The talented cast includes Josh Hartnett, Tom Sizemore, Sam Shepard and Ewan McGregor.
The good: I'm one of those who enjoys a good war movie (especially if it's based on a real incident) and Black Hawk Down is exceptional, one of the best war films I've ever seen. Watching the camaraderie, bravery and raw courage of the men who fought in Somalia, passionately portrayed on the big screen, serves as a good reminder of the human price for our freedom.
Producer Jerry Bruckheimer and Director Ridley Scott have created a realistic account of one of the most intense military incidents America has seen since the Vietnam War, an incident that remains controversial to this day. The film takes the audience through a 48-hour period, showing us the horror of two Black Hawk helicopters crashing and what happens to the pilots and servicemen trying to rescue them.
The "leave no man behind" creed is the basis for this drama. These men are literally willing to lay down their lives for their fellow fighters, and that heroic spirit propels this movie into a war epic you'll never forget!
We sympathize with a local man who carries the bloody body of a little boy across a street. We agonize for the pilot trapped in a crashed helicopter who struggles to defend himself against an angry mob. And we're appalled by the locals who drag two dead men out of another helicopter, removing their uniforms and carrying them around the street (a horrific sight many of you may remember seeing on the nightly news).
If you think your teenager is mature enough to handle the graphic wartime violence, this movie is a great example of heroism, phenomenal human spirit, the realism of war and the price young men pay for America's freedom.
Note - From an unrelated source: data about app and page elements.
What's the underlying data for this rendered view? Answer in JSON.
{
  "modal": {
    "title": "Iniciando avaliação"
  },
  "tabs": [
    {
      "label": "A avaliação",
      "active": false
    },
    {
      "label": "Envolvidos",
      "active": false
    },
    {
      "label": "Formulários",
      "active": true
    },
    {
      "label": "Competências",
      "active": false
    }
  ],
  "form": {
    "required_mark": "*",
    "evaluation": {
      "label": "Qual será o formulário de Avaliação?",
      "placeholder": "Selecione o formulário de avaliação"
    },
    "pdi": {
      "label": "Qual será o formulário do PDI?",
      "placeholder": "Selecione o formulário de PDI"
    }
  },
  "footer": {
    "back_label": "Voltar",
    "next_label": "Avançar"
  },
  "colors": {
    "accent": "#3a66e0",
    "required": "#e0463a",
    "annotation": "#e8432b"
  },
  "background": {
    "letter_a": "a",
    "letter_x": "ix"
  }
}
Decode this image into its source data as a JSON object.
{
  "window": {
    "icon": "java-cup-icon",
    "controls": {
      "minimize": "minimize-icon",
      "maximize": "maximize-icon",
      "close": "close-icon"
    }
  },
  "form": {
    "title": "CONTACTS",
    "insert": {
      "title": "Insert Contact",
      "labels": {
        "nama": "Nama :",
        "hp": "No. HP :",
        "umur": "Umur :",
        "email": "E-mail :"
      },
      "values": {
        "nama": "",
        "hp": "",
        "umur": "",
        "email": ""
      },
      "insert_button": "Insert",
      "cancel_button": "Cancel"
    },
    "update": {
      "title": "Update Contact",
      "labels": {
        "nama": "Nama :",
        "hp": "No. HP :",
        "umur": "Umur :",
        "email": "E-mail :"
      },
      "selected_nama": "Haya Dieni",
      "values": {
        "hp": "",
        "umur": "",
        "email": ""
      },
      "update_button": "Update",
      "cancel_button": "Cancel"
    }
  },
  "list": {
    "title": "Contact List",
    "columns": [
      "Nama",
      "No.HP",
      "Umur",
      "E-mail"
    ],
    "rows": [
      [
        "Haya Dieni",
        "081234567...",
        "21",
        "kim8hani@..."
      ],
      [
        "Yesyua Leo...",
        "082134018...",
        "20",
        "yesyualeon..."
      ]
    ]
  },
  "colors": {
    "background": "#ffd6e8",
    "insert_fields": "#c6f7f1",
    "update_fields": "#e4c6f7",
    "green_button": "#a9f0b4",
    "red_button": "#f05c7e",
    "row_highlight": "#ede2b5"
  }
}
The not-so-good: This is an epic war that's at least as graphic as Saving Private Ryan. Numerous scenes show soldiers being wounded and killed.
Offensive language: Heavy use of bad language, especially the "F"-word, as well as some mild obscenities and several religious profanities. Several derogatory terms for Somalis.
Sexual situations: None
Violence: Scene after scene of men being shot, blown up and killed. We see blood spraying as people are hit and bodies fall to the ground. A dead pilot is dragged from a crashed helicopter, and we see that his legs are missing. Bloody bodies are zipped up in body bags, and a soldier with a huge bloody wound in his leg begs for relief from the pain. Graphic images of dismembered body parts. A man is shot in the head, a boy shoots a man several times in the chest, civilians are gunned down as they try to retrieve food, men have their throats slit, and blood pours onto a hospital floor.
Parental advisory: This movie is strictly for mature teens and adults who can handle a serious war movie. Take time afterward to discuss the significance of this story with your teenager.